(Entries shown Opens)

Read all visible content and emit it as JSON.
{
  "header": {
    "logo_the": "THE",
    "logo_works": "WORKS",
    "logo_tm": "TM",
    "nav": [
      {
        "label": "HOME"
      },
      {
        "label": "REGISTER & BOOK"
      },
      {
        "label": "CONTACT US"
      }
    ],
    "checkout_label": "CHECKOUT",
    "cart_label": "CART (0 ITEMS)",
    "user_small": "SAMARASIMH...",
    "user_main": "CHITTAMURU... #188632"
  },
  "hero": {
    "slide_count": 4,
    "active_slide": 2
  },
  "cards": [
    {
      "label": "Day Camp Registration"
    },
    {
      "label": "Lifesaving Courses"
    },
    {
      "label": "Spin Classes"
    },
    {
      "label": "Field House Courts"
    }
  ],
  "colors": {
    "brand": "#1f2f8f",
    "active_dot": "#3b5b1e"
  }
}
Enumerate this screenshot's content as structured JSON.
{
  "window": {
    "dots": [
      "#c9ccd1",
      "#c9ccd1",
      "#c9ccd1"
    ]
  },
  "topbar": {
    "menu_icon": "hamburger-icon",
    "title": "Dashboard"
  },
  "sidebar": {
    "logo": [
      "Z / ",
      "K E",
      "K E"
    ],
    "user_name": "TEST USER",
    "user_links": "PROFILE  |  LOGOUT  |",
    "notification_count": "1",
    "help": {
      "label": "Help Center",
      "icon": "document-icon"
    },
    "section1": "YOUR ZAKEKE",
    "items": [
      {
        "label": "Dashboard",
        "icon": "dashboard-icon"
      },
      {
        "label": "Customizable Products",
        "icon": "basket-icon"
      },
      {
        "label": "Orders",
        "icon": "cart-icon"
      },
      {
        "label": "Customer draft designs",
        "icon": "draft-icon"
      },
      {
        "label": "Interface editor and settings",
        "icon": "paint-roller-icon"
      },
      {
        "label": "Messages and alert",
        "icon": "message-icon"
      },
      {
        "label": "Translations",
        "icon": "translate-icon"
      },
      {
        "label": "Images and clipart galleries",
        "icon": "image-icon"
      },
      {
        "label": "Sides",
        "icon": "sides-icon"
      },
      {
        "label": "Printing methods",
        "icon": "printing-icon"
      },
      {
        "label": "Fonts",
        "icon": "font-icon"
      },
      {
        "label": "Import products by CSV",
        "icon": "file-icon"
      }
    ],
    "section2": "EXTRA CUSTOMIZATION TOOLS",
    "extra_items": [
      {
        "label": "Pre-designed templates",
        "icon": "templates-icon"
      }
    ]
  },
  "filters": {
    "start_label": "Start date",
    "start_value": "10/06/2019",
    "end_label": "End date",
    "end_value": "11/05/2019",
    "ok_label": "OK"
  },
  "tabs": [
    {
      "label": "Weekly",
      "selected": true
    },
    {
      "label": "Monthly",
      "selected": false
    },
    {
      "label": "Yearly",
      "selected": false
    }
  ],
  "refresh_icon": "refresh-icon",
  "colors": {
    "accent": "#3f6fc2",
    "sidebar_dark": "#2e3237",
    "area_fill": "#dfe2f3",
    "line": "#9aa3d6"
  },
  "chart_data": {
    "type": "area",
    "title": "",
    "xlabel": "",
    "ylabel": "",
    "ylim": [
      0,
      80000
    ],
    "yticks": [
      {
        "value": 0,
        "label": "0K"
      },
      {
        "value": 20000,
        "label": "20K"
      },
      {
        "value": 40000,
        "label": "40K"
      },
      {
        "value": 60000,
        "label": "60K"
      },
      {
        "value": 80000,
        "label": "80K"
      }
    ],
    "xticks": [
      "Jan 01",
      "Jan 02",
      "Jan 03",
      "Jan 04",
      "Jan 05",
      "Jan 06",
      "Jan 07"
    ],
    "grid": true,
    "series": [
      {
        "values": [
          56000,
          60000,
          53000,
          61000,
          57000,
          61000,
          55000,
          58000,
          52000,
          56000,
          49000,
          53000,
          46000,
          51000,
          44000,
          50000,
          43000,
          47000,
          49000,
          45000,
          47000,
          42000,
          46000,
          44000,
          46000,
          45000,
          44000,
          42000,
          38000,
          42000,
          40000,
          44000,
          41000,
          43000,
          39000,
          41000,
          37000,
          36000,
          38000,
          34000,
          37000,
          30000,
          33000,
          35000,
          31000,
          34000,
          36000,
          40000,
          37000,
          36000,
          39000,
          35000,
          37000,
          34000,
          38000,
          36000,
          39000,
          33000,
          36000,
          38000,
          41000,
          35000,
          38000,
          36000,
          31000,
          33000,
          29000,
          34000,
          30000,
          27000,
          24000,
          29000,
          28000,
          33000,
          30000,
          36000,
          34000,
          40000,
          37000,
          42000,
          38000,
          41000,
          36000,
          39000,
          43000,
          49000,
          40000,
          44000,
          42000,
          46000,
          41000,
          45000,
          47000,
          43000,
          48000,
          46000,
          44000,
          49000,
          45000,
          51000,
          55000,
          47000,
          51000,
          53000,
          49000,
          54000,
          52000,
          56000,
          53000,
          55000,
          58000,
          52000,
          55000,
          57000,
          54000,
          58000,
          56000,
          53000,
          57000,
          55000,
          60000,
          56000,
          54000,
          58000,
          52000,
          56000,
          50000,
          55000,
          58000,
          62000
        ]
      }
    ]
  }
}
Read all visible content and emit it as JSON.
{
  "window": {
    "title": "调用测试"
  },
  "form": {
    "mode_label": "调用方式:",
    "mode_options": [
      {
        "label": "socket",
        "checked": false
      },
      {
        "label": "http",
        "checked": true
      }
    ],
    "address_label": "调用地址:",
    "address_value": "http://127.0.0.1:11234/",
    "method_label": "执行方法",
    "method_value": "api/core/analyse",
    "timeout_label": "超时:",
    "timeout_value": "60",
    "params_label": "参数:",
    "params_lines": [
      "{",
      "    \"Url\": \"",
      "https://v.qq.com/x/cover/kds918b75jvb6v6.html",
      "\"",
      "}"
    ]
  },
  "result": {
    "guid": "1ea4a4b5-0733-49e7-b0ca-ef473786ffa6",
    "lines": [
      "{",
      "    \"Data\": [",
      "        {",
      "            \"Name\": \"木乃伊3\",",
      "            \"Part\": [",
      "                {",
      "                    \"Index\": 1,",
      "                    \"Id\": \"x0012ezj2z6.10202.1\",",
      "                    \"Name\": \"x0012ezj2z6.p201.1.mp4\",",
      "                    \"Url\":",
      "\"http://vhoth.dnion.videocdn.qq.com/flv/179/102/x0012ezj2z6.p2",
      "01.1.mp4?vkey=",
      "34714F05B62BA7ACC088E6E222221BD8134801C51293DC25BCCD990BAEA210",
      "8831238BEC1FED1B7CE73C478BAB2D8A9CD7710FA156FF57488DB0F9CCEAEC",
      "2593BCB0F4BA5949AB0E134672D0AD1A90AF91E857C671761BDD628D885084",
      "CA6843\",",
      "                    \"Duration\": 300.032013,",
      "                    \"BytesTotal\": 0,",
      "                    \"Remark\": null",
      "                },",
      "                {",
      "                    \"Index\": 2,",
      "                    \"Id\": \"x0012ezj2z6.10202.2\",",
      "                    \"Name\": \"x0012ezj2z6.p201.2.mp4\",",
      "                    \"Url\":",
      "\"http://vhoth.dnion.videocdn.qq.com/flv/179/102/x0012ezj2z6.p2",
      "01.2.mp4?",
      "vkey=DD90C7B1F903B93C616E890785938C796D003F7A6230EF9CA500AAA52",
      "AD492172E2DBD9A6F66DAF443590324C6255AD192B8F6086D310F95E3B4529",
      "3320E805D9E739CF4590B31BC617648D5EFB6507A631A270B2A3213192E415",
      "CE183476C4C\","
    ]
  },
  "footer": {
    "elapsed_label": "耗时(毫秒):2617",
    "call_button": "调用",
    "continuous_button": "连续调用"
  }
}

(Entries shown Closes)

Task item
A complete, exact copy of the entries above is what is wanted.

Reply to the task
Read all visible content and emit it as JSON.
{
  "header": {
    "logo_the": "THE",
    "logo_works": "WORKS",
    "logo_tm": "TM",
    "nav": [
      {
        "label": "HOME"
      },
      {
        "label": "REGISTER & BOOK"
      },
      {
        "label": "CONTACT US"
      }
    ],
    "checkout_label": "CHECKOUT",
    "cart_label": "CART (0 ITEMS)",
    "user_small": "SAMARASIMH...",
    "user_main": "CHITTAMURU... #188632"
  },
  "hero": {
    "slide_count": 4,
    "active_slide": 2
  },
  "cards": [
    {
      "label": "Day Camp Registration"
    },
    {
      "label": "Lifesaving Courses"
    },
    {
      "label": "Spin Classes"
    },
    {
      "label": "Field House Courts"
    }
  ],
  "colors": {
    "brand": "#1f2f8f",
    "active_dot": "#3b5b1e"
  }
}
Enumerate this screenshot's content as structured JSON.
{
  "window": {
    "dots": [
      "#c9ccd1",
      "#c9ccd1",
      "#c9ccd1"
    ]
  },
  "topbar": {
    "menu_icon": "hamburger-icon",
    "title": "Dashboard"
  },
  "sidebar": {
    "logo": [
      "Z / ",
      "K E",
      "K E"
    ],
    "user_name": "TEST USER",
    "user_links": "PROFILE  |  LOGOUT  |",
    "notification_count": "1",
    "help": {
      "label": "Help Center",
      "icon": "document-icon"
    },
    "section1": "YOUR ZAKEKE",
    "items": [
      {
        "label": "Dashboard",
        "icon": "dashboard-icon"
      },
      {
        "label": "Customizable Products",
        "icon": "basket-icon"
      },
      {
        "label": "Orders",
        "icon": "cart-icon"
      },
      {
        "label": "Customer draft designs",
        "icon": "draft-icon"
      },
      {
        "label": "Interface editor and settings",
        "icon": "paint-roller-icon"
      },
      {
        "label": "Messages and alert",
        "icon": "message-icon"
      },
      {
        "label": "Translations",
        "icon": "translate-icon"
      },
      {
        "label": "Images and clipart galleries",
        "icon": "image-icon"
      },
      {
        "label": "Sides",
        "icon": "sides-icon"
      },
      {
        "label": "Printing methods",
        "icon": "printing-icon"
      },
      {
        "label": "Fonts",
        "icon": "font-icon"
      },
      {
        "label": "Import products by CSV",
        "icon": "file-icon"
      }
    ],
    "section2": "EXTRA CUSTOMIZATION TOOLS",
    "extra_items": [
      {
        "label": "Pre-designed templates",
        "icon": "templates-icon"
      }
    ]
  },
  "filters": {
    "start_label": "Start date",
    "start_value": "10/06/2019",
    "end_label": "End date",
    "end_value": "11/05/2019",
    "ok_label": "OK"
  },
  "tabs": [
    {
      "label": "Weekly",
      "selected": true
    },
    {
      "label": "Monthly",
      "selected": false
    },
    {
      "label": "Yearly",
      "selected": false
    }
  ],
  "refresh_icon": "refresh-icon",
  "colors": {
    "accent": "#3f6fc2",
    "sidebar_dark": "#2e3237",
    "area_fill": "#dfe2f3",
    "line": "#9aa3d6"
  },
  "chart_data": {
    "type": "area",
    "title": "",
    "xlabel": "",
    "ylabel": "",
    "ylim": [
      0,
      80000
    ],
    "yticks": [
      {
        "value": 0,
        "label": "0K"
      },
      {
        "value": 20000,
        "label": "20K"
      },
      {
        "value": 40000,
        "label": "40K"
      },
      {
        "value": 60000,
        "label": "60K"
      },
      {
        "value": 80000,
        "label": "80K"
      }
    ],
    "xticks": [
      "Jan 01",
      "Jan 02",
      "Jan 03",
      "Jan 04",
      "Jan 05",
      "Jan 06",
      "Jan 07"
    ],
    "grid": true,
    "series": [
      {
        "values": [
          56000,
          60000,
          53000,
          61000,
          57000,
          61000,
          55000,
          58000,
          52000,
          56000,
          49000,
          53000,
          46000,
          51000,
          44000,
          50000,
          43000,
          47000,
          49000,
          45000,
          47000,
          42000,
          46000,
          44000,
          46000,
          45000,
          44000,
          42000,
          38000,
          42000,
          40000,
          44000,
          41000,
          43000,
          39000,
          41000,
          37000,
          36000,
          38000,
          34000,
          37000,
          30000,
          33000,
          35000,
          31000,
          34000,
          36000,
          40000,
          37000,
          36000,
          39000,
          35000,
          37000,
          34000,
          38000,
          36000,
          39000,
          33000,
          36000,
          38000,
          41000,
          35000,
          38000,
          36000,
          31000,
          33000,
          29000,
          34000,
          30000,
          27000,
          24000,
          29000,
          28000,
          33000,
          30000,
          36000,
          34000,
          40000,
          37000,
          42000,
          38000,
          41000,
          36000,
          39000,
          43000,
          49000,
          40000,
          44000,
          42000,
          46000,
          41000,
          45000,
          47000,
          43000,
          48000,
          46000,
          44000,
          49000,
          45000,
          51000,
          55000,
          47000,
          51000,
          53000,
          49000,
          54000,
          52000,
          56000,
          53000,
          55000,
          58000,
          52000,
          55000,
          57000,
          54000,
          58000,
          56000,
          53000,
          57000,
          55000,
          60000,
          56000,
          54000,
          58000,
          52000,
          56000,
          50000,
          55000,
          58000,
          62000
        ]
      }
    ]
  }
}
Read all visible content and emit it as JSON.
{
  "window": {
    "title": "调用测试"
  },
  "form": {
    "mode_label": "调用方式:",
    "mode_options": [
      {
        "label": "socket",
        "checked": false
      },
      {
        "label": "http",
        "checked": true
      }
    ],
    "address_label": "调用地址:",
    "address_value": "http://127.0.0.1:11234/",
    "method_label": "执行方法",
    "method_value": "api/core/analyse",
    "timeout_label": "超时:",
    "timeout_value": "60",
    "params_label": "参数:",
    "params_lines": [
      "{",
      "    \"Url\": \"",
      "https://v.qq.com/x/cover/kds918b75jvb6v6.html",
      "\"",
      "}"
    ]
  },
  "result": {
    "guid": "1ea4a4b5-0733-49e7-b0ca-ef473786ffa6",
    "lines": [
      "{",
      "    \"Data\": [",
      "        {",
      "            \"Name\": \"木乃伊3\",",
      "            \"Part\": [",
      "                {",
      "                    \"Index\": 1,",
      "                    \"Id\": \"x0012ezj2z6.10202.1\",",
      "                    \"Name\": \"x0012ezj2z6.p201.1.mp4\",",
      "                    \"Url\":",
      "\"http://vhoth.dnion.videocdn.qq.com/flv/179/102/x0012ezj2z6.p2",
      "01.1.mp4?vkey=",
      "34714F05B62BA7ACC088E6E222221BD8134801C51293DC25BCCD990BAEA210",
      "8831238BEC1FED1B7CE73C478BAB2D8A9CD7710FA156FF57488DB0F9CCEAEC",
      "2593BCB0F4BA5949AB0E134672D0AD1A90AF91E857C671761BDD628D885084",
      "CA6843\",",
      "                    \"Duration\": 300.032013,",
      "                    \"BytesTotal\": 0,",
      "                    \"Remark\": null",
      "                },",
      "                {",
      "                    \"Index\": 2,",
      "                    \"Id\": \"x0012ezj2z6.10202.2\",",
      "                    \"Name\": \"x0012ezj2z6.p201.2.mp4\",",
      "                    \"Url\":",
      "\"http://vhoth.dnion.videocdn.qq.com/flv/179/102/x0012ezj2z6.p2",
      "01.2.mp4?",
      "vkey=DD90C7B1F903B93C616E890785938C796D003F7A6230EF9CA500AAA52",
      "AD492172E2DBD9A6F66DAF443590324C6255AD192B8F6086D310F95E3B4529",
      "3320E805D9E739CF4590B31BC617648D5EFB6507A631A270B2A3213192E415",
      "CE183476C4C\","
    ]
  },
  "footer": {
    "elapsed_label": "耗时(毫秒):2617",
    "call_button": "调用",
    "continuous_button": "连续调用"
  }
}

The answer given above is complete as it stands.